__Directions__: Your output should be the line with "What's the underlying" and all following lines of the data below, through the end, repeated exactly.

Web page and app entries
--- START ---

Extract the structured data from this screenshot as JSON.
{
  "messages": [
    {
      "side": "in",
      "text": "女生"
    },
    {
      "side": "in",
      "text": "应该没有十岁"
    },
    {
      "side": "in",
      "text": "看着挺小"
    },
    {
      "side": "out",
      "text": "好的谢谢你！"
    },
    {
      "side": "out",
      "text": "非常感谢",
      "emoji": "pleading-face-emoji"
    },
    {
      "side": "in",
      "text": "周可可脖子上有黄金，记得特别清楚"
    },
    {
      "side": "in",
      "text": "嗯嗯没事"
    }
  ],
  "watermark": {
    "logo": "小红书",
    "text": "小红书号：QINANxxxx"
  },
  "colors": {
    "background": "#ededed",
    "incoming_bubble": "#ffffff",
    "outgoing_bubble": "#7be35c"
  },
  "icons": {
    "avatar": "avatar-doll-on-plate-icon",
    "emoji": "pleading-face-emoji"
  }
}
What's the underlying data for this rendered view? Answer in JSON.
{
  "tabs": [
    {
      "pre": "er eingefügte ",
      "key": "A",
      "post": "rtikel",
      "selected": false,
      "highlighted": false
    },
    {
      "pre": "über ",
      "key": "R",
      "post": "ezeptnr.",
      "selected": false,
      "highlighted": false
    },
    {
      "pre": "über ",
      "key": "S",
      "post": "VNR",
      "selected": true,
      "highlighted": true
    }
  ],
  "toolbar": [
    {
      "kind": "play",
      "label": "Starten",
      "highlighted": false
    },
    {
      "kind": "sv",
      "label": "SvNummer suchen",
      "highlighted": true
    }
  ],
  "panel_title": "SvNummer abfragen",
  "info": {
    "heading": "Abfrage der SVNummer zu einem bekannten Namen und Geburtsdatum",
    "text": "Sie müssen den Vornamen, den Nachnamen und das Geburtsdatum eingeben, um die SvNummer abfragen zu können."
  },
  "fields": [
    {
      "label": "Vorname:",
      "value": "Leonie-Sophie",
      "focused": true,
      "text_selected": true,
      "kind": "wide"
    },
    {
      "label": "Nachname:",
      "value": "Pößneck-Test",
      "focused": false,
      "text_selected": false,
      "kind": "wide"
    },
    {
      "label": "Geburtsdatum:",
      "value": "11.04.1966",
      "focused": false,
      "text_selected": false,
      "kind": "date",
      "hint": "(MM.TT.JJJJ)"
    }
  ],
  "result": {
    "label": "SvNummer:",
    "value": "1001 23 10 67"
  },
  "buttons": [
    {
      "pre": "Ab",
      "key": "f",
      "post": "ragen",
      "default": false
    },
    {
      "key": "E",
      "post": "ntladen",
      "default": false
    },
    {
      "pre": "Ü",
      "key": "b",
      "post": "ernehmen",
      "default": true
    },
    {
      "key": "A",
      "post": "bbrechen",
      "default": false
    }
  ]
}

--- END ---

__Exercise solution__:
What's the underlying data for this rendered view? Answer in JSON.
{
  "tabs": [
    {
      "pre": "er eingefügte ",
      "key": "A",
      "post": "rtikel",
      "selected": false,
      "highlighted": false
    },
    {
      "pre": "über ",
      "key": "R",
      "post": "ezeptnr.",
      "selected": false,
      "highlighted": false
    },
    {
      "pre": "über ",
      "key": "S",
      "post": "VNR",
      "selected": true,
      "highlighted": true
    }
  ],
  "toolbar": [
    {
      "kind": "play",
      "label": "Starten",
      "highlighted": false
    },
    {
      "kind": "sv",
      "label": "SvNummer suchen",
      "highlighted": true
    }
  ],
  "panel_title": "SvNummer abfragen",
  "info": {
    "heading": "Abfrage der SVNummer zu einem bekannten Namen und Geburtsdatum",
    "text": "Sie müssen den Vornamen, den Nachnamen und das Geburtsdatum eingeben, um die SvNummer abfragen zu können."
  },
  "fields": [
    {
      "label": "Vorname:",
      "value": "Leonie-Sophie",
      "focused": true,
      "text_selected": true,
      "kind": "wide"
    },
    {
      "label": "Nachname:",
      "value": "Pößneck-Test",
      "focused": false,
      "text_selected": false,
      "kind": "wide"
    },
    {
      "label": "Geburtsdatum:",
      "value": "11.04.1966",
      "focused": false,
      "text_selected": false,
      "kind": "date",
      "hint": "(MM.TT.JJJJ)"
    }
  ],
  "result": {
    "label": "SvNummer:",
    "value": "1001 23 10 67"
  },
  "buttons": [
    {
      "pre": "Ab",
      "key": "f",
      "post": "ragen",
      "default": false
    },
    {
      "key": "E",
      "post": "ntladen",
      "default": false
    },
    {
      "pre": "Ü",
      "key": "b",
      "post": "ernehmen",
      "default": true
    },
    {
      "key": "A",
      "post": "bbrechen",
      "default": false
    }
  ]
}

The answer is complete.